Absolute stars of the day were the marshals who were in positions fully exposed to Dennis’s rough and moist embrace but unceasingly encouraging and cheery. The one at Checkpoint 8 was the best prepared and was fully ensconced in his bivvy shelter with just the electronic dibber showing; I was clearly getting tired as I faffed and took an age to “dib”. Having not found a decent descent path from this highpoint on our reconnaissance, I had identified a white house in the valley as the best point to aim for. So rather than following a path Andrew had found heading in the right direction, I stuck to Plan A and headed off to find the white house marker; unfortunately as we entered unfamiliar looking territory it transpired there was more than one white house in the valley. Thankfully it was not too much of an excursion but did generate a bit more effing and jeffing verbalisation on my part.

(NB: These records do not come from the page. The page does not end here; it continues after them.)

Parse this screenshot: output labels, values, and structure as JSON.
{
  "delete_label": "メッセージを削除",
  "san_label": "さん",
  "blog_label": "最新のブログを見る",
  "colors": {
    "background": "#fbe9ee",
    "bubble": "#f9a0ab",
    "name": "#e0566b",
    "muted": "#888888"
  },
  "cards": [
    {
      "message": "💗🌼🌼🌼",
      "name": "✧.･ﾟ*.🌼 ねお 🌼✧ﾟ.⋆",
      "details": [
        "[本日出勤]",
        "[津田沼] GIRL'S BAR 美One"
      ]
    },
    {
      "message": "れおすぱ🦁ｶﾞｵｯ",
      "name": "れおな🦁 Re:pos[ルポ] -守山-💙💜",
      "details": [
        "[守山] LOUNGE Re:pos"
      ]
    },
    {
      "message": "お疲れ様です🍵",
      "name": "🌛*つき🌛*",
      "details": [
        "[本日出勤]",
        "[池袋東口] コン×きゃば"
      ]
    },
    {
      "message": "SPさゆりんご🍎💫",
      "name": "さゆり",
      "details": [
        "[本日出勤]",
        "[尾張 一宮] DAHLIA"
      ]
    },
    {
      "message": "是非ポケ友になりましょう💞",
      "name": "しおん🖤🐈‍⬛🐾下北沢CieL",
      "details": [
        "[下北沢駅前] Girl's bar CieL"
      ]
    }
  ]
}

The Old Pandy Inn was now tantalisingly close as the crow flew. We were not crows though and in a lovely quirk of route setting there was one last little bump to negotiate before the canter back to dry clothes, shelter and oodles of cake some two hours after the winner; despite my navigational blunders we did finish in the top 25 though.
On entering the pub I was mightily surprised to be identified as the first V50 home. My reward was a pack of dry socks, which was both marvellous and farsighted given how we found Andrew’s car when we left the pub…
A twenty plus mile outing over the Black Mountains in mid-February is always going to provide memorably good sport. The Vale of Ewyas in combination with Storm Dennis certainly did not disappoint in that regard. Very many thanks go to the race director Tim and his brilliant band of helpers from the Mynydd Du fell running club for putting on the event, and the trust they put in the judgement and ability of the runners in doing so.
Writing this some two months on as the sun shines and Covid-19 impacts, the winter hills of South Wales and racing already seem like another age. However, “what was has been will be again”* and that is sustainment enough while Covid-19 is overcome.